[SE01-HUM] From Face-to-Face to Messaging Apps: Communicating with Communities in Complex Emergencies

DAY 1 – Monday 2 May – 15:30-17:00
SwissTech | Room 1C | Level Garden

Moderator | Summary | Panelists | Background Documents

 

Moderator

Jacobo Quintanilla – @jqg
International Committee of the Red Cross, Switzerland

Jacobo Quintanilla is ICRC’s Community Engagement Advisor. He has been working at the intersection of media, communications, and technology in the humanitarian sector for the last 10 years in more than 20 countries with a passion for communication as form of aid in its own right. He is 2012 PopTech Social Innovation Fellow and also serves as Technical Reviewer for the Humanitarian Innovation Fund (HIF) and in the judging panel on Best Use of Mobile in Humanitarian Situations for the GSMA Global Mobile Awards.

     

Summary

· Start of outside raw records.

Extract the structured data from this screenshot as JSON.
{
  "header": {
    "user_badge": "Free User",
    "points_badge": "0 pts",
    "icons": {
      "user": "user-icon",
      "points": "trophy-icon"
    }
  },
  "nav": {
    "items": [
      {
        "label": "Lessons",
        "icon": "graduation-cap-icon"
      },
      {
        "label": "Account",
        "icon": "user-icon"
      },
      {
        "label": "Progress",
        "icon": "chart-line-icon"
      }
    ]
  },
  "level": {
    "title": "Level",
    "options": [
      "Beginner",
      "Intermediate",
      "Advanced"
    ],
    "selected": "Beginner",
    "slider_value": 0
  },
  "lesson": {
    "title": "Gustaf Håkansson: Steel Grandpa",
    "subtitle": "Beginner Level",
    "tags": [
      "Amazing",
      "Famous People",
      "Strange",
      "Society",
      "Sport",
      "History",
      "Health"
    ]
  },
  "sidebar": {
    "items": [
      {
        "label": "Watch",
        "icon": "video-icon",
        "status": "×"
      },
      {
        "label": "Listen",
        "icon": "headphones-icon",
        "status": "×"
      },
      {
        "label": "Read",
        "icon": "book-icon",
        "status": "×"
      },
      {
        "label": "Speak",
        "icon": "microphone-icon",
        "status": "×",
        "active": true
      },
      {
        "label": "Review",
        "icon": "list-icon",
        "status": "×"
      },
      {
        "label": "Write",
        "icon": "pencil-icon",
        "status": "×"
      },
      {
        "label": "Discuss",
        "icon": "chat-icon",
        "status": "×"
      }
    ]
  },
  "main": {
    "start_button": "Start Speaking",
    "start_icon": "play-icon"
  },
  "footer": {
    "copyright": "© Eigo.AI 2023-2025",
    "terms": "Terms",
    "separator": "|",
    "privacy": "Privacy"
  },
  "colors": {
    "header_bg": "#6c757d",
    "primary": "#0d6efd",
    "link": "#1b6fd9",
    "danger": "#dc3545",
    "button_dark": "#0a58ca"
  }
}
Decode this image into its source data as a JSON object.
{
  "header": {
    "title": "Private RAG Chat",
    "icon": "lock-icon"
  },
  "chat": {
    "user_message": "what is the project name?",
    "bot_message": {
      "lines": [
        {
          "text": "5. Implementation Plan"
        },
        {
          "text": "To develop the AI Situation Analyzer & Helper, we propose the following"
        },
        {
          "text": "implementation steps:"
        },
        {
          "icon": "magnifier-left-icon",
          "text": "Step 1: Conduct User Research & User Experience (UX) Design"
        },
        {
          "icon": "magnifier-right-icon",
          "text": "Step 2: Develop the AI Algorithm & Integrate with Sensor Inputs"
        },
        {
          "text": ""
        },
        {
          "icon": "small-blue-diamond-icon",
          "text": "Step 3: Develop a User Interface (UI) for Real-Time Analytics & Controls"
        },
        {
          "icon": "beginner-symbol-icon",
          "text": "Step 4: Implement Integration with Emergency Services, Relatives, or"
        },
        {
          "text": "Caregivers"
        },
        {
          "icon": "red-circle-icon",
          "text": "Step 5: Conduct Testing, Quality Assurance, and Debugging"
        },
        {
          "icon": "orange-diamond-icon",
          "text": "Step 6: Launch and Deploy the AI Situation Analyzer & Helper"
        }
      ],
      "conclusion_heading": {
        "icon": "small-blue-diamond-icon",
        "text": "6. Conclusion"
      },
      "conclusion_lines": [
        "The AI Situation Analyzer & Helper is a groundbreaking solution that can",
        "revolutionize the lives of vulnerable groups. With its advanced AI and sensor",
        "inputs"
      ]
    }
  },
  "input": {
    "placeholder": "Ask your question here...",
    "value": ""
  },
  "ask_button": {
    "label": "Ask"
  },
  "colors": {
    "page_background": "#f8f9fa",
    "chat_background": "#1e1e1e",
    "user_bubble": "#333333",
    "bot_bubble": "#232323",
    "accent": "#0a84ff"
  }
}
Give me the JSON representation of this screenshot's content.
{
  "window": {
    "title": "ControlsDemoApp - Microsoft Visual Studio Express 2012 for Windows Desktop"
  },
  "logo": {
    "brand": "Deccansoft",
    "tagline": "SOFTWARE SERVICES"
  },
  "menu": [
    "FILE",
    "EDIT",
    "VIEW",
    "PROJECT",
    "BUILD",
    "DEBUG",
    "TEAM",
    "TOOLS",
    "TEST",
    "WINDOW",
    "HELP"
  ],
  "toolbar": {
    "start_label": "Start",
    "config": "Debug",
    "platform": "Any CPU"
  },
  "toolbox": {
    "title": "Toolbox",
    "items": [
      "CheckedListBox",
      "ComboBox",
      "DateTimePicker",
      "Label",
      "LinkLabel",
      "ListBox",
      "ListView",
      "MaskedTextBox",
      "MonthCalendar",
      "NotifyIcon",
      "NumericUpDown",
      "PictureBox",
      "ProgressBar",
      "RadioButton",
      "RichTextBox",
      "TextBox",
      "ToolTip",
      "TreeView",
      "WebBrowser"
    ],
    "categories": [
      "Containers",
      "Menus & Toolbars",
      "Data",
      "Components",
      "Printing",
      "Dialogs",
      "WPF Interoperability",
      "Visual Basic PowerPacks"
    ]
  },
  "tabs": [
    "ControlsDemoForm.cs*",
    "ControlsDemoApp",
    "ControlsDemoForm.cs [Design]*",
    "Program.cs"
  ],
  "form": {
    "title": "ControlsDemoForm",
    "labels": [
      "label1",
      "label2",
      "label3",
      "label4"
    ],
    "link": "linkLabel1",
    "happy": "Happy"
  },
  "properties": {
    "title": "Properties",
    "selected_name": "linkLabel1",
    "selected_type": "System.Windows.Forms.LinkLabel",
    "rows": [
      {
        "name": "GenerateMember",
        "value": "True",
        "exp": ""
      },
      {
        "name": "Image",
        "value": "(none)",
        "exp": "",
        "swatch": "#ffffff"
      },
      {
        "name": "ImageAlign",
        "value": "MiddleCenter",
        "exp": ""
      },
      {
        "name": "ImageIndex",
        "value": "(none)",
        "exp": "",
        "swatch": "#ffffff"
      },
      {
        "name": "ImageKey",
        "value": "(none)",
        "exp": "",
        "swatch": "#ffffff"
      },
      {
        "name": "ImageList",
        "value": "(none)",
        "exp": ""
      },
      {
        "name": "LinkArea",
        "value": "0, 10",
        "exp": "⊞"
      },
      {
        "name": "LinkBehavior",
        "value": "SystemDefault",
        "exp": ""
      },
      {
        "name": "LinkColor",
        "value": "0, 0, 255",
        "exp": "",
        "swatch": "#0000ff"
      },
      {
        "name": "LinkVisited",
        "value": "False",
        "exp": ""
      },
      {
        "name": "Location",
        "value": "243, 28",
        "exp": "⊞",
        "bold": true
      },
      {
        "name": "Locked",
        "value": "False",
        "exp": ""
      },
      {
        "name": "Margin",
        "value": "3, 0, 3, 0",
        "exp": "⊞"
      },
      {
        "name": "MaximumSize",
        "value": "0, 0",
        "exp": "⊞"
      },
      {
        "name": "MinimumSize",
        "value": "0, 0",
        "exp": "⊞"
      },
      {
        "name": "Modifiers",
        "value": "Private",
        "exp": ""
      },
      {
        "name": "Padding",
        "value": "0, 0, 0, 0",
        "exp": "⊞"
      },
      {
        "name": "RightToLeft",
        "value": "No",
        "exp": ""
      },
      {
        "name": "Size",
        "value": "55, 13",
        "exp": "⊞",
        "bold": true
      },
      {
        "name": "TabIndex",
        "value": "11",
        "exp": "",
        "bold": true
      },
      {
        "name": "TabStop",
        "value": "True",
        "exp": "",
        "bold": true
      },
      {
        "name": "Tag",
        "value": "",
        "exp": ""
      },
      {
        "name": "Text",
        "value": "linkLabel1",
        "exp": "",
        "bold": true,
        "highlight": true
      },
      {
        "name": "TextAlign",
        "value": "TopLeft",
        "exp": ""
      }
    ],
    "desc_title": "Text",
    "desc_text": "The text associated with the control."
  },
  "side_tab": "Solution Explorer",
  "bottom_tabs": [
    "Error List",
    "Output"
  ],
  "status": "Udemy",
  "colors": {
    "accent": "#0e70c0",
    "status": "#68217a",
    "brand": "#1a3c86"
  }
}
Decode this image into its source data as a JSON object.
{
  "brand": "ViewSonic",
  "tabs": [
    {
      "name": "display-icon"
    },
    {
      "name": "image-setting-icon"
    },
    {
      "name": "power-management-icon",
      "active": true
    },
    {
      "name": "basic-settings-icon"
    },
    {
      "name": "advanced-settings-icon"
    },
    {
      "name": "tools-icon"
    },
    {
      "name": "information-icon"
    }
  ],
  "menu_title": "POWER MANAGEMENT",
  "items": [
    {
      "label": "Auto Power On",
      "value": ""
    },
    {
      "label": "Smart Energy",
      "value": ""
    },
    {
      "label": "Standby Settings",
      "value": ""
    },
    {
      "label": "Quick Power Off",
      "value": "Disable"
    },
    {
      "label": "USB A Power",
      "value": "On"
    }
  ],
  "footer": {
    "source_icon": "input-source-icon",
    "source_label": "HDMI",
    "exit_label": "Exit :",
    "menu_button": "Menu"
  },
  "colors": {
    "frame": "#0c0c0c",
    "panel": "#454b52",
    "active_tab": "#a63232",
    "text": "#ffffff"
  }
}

Send @jqg your questions for the panel and follow the conversation on Twitter using #T4D2016 and #commisaid

Today, with more mobiles phones than people in the world, how are local communities having a say in the relief of their own countries? How are humanitarian organizations currently engaging with, and being held to account by, communities? And, very critically, can technology create a false sense of engagement and accountability? Eighteen months of research on the Philippines post-cyclone Haiyan relief efforts seems to suggest so as aid agencies failed to make substantive corrections based on people’s feedback.

Complex emergencies, however, from Yemen to Ukraine to the Central African Republic, raise specific challenges: insecurity and limited physical access, restoring disrupted energy and telecommunications infrastructure, communities’ limited access and skills to use technologies, data protection and the ever-presence of rumors, misinformation, and propaganda are the norm.

Delivering assistance and assessing its reach and effectiveness is increasingly becoming more challenging for humanitarian organisations. Collecting data and engaging with communities can also make local populations and aid agencies susceptible to digital surveillance and data breaches. How can the humanitarian sector be better prepared to “Do No (digital) Harm”? And looking ahead, how is the global communications landscape going to change over the next five years and where does that leave the aid world?

This panel will discuss these and other critical issues, and will highlight concrete initiatives, obstacles and (missed) opportunities for partnerships in the 21st century.

Panelists